Jazz aficionados will especially appreciate these invaluable documents and the glimpses they provide of pioneering musicians including Miles Davis, Horace Silver, Blue Mitchell, Paul Chambers and Max Roach. An informal portrait of Roach at his drum set is a highlight.
Roach and his wife, vocalist Abbey Lincoln, were leading cultural figures in Harlem during this era, both active in the civil rights movement. They appear in several of Brathwaite’s photos.
Among the show’s most striking images is a color portrait of Lincoln made in 1962, in which she wears a pale blue turban and a mischievous smile. It shares a wall with four large-format studio portraits emphasizing the beauty of young, Black women, including Brathwaite’s wife Sikolo. These subjects were “Grandassa Models,” representing the modeling agency Brathwaite co-founded to promote the natural beauty of Black women.

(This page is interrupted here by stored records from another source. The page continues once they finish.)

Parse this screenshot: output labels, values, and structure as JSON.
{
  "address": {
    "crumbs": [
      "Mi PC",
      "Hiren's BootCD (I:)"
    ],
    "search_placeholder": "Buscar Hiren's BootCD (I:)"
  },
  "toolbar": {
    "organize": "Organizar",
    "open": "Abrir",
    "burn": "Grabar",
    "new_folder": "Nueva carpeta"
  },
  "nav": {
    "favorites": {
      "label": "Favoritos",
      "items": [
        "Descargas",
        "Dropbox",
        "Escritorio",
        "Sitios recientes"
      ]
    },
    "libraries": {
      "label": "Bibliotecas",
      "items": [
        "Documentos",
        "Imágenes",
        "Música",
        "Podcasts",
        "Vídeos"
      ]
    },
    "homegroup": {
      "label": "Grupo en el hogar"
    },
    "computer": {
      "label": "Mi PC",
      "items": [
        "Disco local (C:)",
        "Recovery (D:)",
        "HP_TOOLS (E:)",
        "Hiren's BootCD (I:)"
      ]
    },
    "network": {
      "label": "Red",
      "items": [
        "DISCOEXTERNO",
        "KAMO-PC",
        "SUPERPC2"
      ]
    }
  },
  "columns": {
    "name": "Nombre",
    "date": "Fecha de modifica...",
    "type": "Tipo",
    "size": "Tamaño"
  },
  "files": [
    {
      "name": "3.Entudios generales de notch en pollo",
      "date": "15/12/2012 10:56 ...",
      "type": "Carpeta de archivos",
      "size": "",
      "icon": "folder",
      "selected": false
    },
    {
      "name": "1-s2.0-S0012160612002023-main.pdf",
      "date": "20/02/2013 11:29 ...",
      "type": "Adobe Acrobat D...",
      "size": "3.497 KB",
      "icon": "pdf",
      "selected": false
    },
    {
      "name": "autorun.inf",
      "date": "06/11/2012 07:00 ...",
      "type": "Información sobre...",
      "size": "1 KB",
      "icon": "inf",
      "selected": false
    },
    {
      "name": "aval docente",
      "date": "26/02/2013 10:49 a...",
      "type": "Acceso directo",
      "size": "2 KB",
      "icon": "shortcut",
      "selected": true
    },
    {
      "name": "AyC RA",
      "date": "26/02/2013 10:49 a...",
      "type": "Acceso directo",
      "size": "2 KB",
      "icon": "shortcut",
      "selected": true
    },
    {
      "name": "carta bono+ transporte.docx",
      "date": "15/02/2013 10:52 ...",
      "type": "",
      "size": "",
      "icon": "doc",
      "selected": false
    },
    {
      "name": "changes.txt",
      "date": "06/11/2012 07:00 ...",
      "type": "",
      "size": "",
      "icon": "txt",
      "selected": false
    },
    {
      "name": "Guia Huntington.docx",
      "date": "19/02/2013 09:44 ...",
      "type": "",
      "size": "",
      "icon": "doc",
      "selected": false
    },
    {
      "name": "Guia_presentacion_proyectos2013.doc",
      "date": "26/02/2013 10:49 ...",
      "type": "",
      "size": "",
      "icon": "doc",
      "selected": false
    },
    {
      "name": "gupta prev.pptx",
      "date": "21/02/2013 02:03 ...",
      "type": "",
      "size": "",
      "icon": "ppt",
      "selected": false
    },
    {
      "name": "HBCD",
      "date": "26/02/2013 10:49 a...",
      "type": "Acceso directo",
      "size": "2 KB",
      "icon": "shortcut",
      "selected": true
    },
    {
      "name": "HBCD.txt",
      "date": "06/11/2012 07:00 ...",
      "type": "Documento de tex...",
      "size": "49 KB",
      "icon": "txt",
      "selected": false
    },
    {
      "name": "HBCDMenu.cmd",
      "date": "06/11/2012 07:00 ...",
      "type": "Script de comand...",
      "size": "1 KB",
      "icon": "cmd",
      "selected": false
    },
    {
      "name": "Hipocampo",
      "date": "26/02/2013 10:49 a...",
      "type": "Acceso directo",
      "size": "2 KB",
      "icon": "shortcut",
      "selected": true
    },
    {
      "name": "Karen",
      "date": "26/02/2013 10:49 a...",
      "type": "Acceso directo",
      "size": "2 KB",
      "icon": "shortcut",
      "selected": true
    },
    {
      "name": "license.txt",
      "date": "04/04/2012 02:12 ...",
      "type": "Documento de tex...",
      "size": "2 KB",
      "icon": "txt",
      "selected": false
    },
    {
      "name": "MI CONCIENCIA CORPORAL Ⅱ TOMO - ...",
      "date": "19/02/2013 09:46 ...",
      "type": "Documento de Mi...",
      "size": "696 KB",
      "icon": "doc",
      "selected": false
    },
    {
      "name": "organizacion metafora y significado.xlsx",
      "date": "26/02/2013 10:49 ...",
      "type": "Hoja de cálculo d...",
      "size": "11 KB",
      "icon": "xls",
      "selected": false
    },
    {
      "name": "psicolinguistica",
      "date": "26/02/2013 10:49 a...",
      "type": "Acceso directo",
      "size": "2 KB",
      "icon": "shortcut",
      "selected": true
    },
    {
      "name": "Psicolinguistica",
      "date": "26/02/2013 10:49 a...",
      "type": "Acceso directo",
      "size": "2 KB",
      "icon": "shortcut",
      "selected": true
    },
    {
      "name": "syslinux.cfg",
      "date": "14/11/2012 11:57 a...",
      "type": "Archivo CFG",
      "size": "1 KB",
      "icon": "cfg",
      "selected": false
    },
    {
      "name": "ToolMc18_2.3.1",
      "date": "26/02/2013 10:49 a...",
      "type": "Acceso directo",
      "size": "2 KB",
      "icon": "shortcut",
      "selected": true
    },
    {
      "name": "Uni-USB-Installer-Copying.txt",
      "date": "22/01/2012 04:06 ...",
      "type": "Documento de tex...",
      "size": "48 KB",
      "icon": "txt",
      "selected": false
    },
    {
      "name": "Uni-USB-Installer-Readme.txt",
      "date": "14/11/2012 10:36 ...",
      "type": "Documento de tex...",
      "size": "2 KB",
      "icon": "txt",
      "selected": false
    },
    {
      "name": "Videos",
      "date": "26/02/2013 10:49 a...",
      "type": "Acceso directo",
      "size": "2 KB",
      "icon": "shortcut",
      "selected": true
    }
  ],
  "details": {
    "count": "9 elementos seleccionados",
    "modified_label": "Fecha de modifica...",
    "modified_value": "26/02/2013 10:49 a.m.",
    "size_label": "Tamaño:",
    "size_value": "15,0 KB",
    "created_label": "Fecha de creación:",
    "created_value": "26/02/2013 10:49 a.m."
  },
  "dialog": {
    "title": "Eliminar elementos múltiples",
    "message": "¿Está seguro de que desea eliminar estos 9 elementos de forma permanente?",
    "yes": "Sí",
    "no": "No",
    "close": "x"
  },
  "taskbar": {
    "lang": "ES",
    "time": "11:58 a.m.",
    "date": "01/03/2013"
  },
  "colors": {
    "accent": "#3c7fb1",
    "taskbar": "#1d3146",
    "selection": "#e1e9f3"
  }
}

The agency’s name was derived from “Grandassaland,” an alternate designation for the African continent, coined by Carlos Cooks (1913-1966). A Black nationalist who was prominent in Harlem, Cooks appears in several of Brathwaite’s photos.

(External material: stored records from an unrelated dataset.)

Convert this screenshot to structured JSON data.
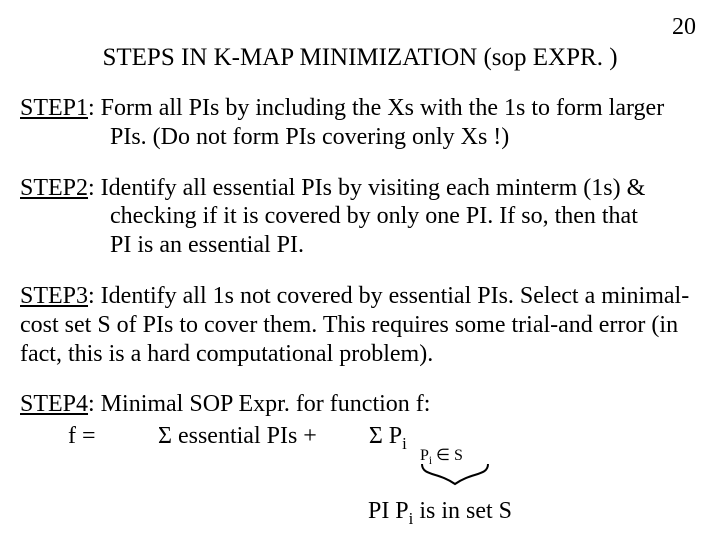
{
  "page_number": "20",
  "title": "STEPS IN K-MAP MINIMIZATION (sop EXPR. )",
  "steps": {
    "s1": {
      "label": "STEP1",
      "line1": ":  Form all PIs by including the Xs with the 1s to form larger",
      "line2": "PIs.  (Do not form PIs covering only Xs !)"
    },
    "s2": {
      "label": "STEP2",
      "line1": ":  Identify all essential PIs by visiting each minterm (1s) &",
      "line2": "checking if it is covered by only one PI.  If so, then that",
      "line3": "PI is an essential PI."
    },
    "s3": {
      "label": "STEP3",
      "line1": ":  Identify all 1s not covered by essential PIs.  Select a minimal-",
      "line2": "cost set S of PIs to cover them.  This requires some trial-and error (in",
      "line3": "fact, this is a hard computational problem)."
    },
    "s4": {
      "label": "STEP4",
      "line1": ":  Minimal SOP Expr. for function f:"
    }
  },
  "formula": {
    "f_eq": "f =",
    "sigma1_text": "Σ essential PIs   +",
    "sigma2_text": "Σ  P",
    "sigma2_sub": "i",
    "cond_left": "P",
    "cond_left_sub": "i",
    "cond_mid": " ∈ S",
    "note_prefix": "PI P",
    "note_sub": "i",
    "note_suffix": " is in set S"
  }
}
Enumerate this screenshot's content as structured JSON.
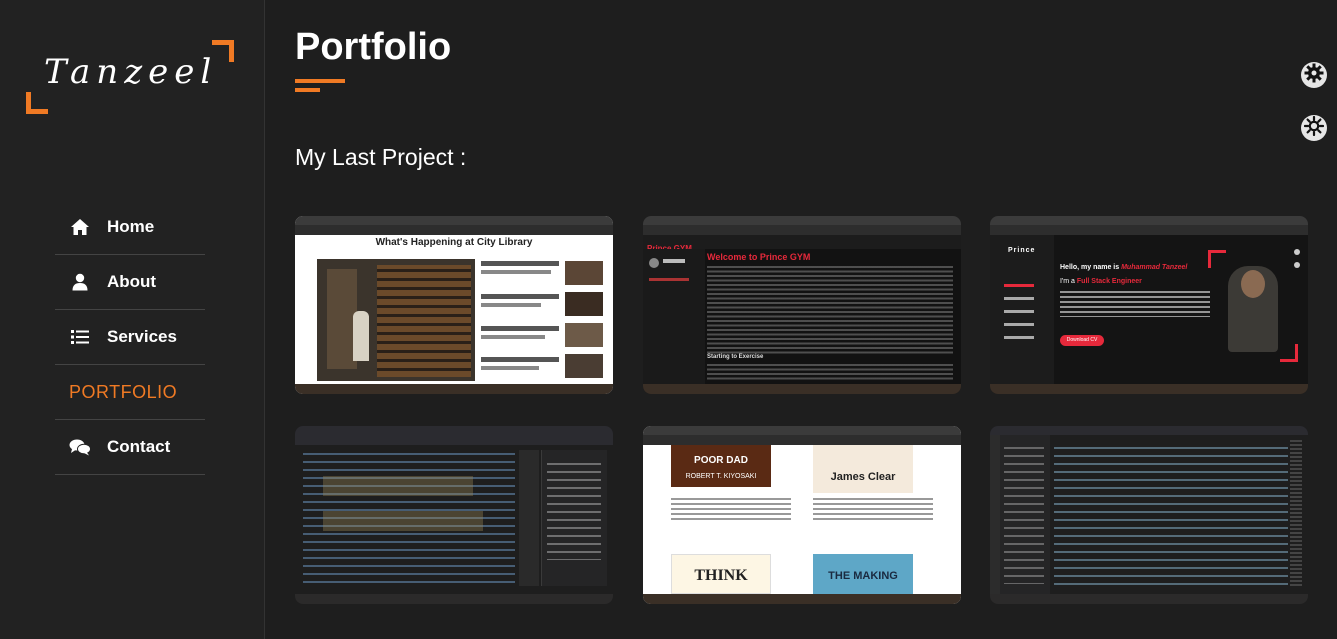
{
  "brand": {
    "logo_text": "Tanzeel",
    "accent": "#f07a24"
  },
  "nav": {
    "items": [
      {
        "label": "Home",
        "icon": "home-icon"
      },
      {
        "label": "About",
        "icon": "user-icon"
      },
      {
        "label": "Services",
        "icon": "list-icon"
      },
      {
        "label": "PORTFOLIO",
        "icon": ""
      },
      {
        "label": "Contact",
        "icon": "chat-bubbles-icon"
      }
    ],
    "active": "PORTFOLIO"
  },
  "page": {
    "title": "Portfolio",
    "section_title": "My Last Project :"
  },
  "projects": [
    {
      "name": "library",
      "heading": "What's Happening at City Library"
    },
    {
      "name": "gym",
      "brand": "Prince GYM",
      "heading": "Welcome to Prince GYM",
      "subheading": "Starting to Exercise"
    },
    {
      "name": "prince-portfolio",
      "brand": "Prince",
      "greeting": "Hello, my name is",
      "name_text": "Muhammad Tanzeel",
      "role_prefix": "I'm a",
      "role": "Full Stack Engineer",
      "button": "Download CV"
    },
    {
      "name": "code-editor-1"
    },
    {
      "name": "books",
      "book1": "POOR DAD",
      "book1_author": "ROBERT T. KIYOSAKI",
      "book2": "James Clear",
      "book3": "THINK",
      "book4": "THE MAKING"
    },
    {
      "name": "code-editor-2"
    }
  ],
  "tools": [
    {
      "icon": "gear-icon"
    },
    {
      "icon": "sun-icon"
    }
  ]
}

Also on exhibit are examples of the African-inspired clothing worn by the Grandassa models — displayed on three mannequins — as well as related advertisements, record-album covers and candid street shots of agency models featured in Harlem’s parades celebrating Marcus Garvey’s birthday anniversary.
In addition to his commercial work — the modeling shots and album cover photos — Brathwaite documented the Garvey parades and other aspects of Harlem street life in a series of black-and-white photographs. Grounding the exhibition in its place and time, these include several images of neighborhood storefronts — the African Market, the Fly Shop and a white-owned wig shop.
Black protesters marching and carrying signs in the latter image decried the shop’s application of white beauty standards to Black women. It was an era when many Black Americans quit straightening their hair in favor of natural “Afro” hairstyles.
One prominent example was soul singer James Brown, whose 1968 hit “Say It Loud (I’m Black and I’m Proud)” became an anthem of the Black power movement. Brown doesn’t appear in any of Brathwaite’s exhibited photographs, but his importance is evidenced in two images.
In one of them, a crowd of enthusiastic-looking Black fans gathered to greet Brown in what appears to be an airport waiting room, where several brandish welcoming signs with the singer’s name on them.
Highlighting Brown’s multi-generational appeal is a photo in which a small boy admires a sign announcing an upcoming show by the singer at Harlem’s Apollo Theater.
Speaking of Black music, it’s such an important theme in the show that it would have been appropriate to include a soundtrack playing in the gallery — a selection of Brown’s hits, and recordings by Roach, Lincoln and other jazz artists Brathwaite photographed during his exemplary, fortuitously timed career.